IAG, the parent group of British Airways and Spanish carrier Iberia
IAG owns airlines including British Airways, Spanish carrier Iberia, Aer Lingus and Vueling Image Credit: AFP

London: IAG, owner of British Airways and Spanish carrier Iberia, revealed Friday revenue slightly above pre-pandemic levels as it posted third-quarter profits on rebounding passenger demand.

Revenue soared to 7.3 billion euros (dollars) in the peak July-September demand period, from 2.7 billion euros in the third quarter last year, IAG said in a statement. The latest result was almost one percent higher compared with the third quarter in 2019, or before the coronavirus pandemic grounded planes worldwide at the start of the following year.

It comes despite the group’s airlines, which include Aer Lingus and Vueling, facing higher costs, notably from soaring jet fuel prices. Airlines are tackling this by charging higher fares.

Air France-KLM’s quarterly core profit beat expectations on Friday, as it reported favourable demand recovery despite lower capacity and inflationary pressure on costs.

The airline posted an operating income of 1.02 billion euros in the third quarter, against an average estimate from analysts polled by the company at 844 million. Quarterly revenue came in 8.11 billion euros, above 2019 levels.

Fewer staff equals fewer flights

IAG had collapsed into annual losses in 2020 and 2021 as Covid-19 ravaged global demand for international air travel, forcing BA and its peers to slash thousands of jobs. That has left airlines and airports struggling to recruit staff.

Airlines across the region are facing staff shortages and labour disputes as cabin crews and pilots demand better working conditions and higher wages to offset inflation. Airlines were forced to cut thousands of flights from their schedules and limit ticket sales for the coming winter.
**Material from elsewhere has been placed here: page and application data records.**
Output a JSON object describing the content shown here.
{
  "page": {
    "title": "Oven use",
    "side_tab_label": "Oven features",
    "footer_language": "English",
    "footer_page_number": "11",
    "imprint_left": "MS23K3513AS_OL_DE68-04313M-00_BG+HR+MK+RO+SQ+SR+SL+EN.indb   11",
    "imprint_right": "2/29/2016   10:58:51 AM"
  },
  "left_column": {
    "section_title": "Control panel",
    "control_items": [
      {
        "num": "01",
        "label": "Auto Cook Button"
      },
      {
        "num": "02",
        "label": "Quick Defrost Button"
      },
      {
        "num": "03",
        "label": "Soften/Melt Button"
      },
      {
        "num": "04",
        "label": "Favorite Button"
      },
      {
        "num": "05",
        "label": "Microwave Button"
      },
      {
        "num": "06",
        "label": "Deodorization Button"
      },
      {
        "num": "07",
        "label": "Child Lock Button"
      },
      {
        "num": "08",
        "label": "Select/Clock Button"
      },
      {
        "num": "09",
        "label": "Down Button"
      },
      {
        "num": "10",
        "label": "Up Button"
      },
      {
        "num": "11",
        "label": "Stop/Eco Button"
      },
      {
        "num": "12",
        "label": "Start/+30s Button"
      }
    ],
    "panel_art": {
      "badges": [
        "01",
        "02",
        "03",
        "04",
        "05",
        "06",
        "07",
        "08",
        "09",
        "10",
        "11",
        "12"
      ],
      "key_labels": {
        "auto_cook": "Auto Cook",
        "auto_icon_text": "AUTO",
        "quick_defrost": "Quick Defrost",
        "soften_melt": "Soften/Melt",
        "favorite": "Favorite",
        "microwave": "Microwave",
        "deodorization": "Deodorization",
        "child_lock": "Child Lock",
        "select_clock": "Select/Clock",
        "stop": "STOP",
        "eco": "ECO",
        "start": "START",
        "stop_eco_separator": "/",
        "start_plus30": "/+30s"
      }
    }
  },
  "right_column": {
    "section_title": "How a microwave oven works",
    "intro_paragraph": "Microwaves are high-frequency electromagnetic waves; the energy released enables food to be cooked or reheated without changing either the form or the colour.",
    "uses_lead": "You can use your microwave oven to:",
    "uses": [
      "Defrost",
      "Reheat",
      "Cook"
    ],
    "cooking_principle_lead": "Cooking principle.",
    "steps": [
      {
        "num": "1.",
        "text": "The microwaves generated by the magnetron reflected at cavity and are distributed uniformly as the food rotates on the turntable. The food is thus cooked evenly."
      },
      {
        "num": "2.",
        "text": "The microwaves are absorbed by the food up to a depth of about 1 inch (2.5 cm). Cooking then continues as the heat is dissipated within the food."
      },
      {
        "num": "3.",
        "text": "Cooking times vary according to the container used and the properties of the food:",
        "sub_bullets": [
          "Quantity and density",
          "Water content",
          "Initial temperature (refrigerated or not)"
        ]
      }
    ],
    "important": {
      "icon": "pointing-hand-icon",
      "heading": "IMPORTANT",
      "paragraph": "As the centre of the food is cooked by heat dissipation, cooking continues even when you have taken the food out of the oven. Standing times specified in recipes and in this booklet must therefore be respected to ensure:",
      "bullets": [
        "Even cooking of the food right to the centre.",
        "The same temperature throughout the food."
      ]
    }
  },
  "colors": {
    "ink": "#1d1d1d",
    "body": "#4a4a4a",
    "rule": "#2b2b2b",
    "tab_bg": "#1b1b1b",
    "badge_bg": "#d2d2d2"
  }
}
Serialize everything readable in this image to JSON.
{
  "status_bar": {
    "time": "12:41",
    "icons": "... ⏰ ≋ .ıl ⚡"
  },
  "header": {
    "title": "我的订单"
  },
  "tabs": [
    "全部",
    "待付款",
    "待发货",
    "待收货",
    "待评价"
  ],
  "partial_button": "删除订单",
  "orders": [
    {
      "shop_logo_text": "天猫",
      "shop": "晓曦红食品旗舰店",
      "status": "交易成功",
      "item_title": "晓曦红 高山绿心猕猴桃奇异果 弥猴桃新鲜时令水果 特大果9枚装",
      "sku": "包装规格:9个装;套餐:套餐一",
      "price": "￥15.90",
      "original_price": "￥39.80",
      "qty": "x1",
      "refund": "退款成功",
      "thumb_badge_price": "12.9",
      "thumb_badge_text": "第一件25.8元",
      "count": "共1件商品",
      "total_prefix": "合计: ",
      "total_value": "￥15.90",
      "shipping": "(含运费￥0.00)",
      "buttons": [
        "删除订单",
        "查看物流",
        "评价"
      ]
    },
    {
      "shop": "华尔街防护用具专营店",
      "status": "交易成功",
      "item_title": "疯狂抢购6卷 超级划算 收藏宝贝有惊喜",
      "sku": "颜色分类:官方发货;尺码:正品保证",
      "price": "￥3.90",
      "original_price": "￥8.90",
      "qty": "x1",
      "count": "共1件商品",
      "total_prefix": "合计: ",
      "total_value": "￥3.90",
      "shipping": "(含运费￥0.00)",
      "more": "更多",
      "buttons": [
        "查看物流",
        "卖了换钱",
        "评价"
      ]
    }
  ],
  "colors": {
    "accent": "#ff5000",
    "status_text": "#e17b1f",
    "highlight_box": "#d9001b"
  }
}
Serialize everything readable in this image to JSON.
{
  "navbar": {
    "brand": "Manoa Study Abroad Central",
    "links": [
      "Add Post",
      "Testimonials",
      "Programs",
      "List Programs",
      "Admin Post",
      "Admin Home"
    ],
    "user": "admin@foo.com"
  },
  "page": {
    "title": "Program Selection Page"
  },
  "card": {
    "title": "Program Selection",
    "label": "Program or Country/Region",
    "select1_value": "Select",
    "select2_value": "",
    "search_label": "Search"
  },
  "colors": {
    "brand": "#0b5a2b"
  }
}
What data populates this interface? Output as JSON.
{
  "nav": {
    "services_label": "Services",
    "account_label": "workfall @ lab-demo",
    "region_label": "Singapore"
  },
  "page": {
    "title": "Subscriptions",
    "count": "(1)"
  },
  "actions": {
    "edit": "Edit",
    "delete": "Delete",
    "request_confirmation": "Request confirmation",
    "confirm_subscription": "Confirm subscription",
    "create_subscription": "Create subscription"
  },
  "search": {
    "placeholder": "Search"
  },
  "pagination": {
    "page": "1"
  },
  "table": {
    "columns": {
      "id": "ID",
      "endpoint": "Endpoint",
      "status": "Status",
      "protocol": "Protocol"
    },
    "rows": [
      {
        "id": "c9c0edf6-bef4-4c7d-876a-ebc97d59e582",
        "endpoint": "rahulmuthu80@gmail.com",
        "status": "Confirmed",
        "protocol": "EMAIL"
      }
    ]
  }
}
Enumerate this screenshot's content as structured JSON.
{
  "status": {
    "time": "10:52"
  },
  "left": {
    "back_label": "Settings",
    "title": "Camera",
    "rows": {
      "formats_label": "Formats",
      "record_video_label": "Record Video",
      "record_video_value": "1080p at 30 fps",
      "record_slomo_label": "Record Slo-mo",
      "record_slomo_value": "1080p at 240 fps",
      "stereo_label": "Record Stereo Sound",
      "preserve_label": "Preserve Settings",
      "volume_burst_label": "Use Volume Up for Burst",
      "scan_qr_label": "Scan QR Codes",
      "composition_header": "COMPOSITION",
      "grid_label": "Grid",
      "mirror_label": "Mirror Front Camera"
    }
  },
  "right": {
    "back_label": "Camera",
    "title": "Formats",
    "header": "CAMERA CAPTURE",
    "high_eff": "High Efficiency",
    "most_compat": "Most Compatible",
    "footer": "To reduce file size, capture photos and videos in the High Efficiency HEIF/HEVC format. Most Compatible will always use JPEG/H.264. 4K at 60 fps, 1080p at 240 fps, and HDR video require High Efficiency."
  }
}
Schiphol, one of Europe’s busiest airports, said last month daily passenger numbers would be reduced by around a fifth until at least March 2023 to guarantee the safety of passengers and employees, forcing KLM to limit ticket sales for the coming winter.

A spokesperson for KLM, the main carrier at Schiphol, said that issues at the hub, which has capped passenger numbers at around 15 per cent below 2019 levels, had now cost it 175 million euros since April. The passenger caps at Amsterdam’s airport are still in place.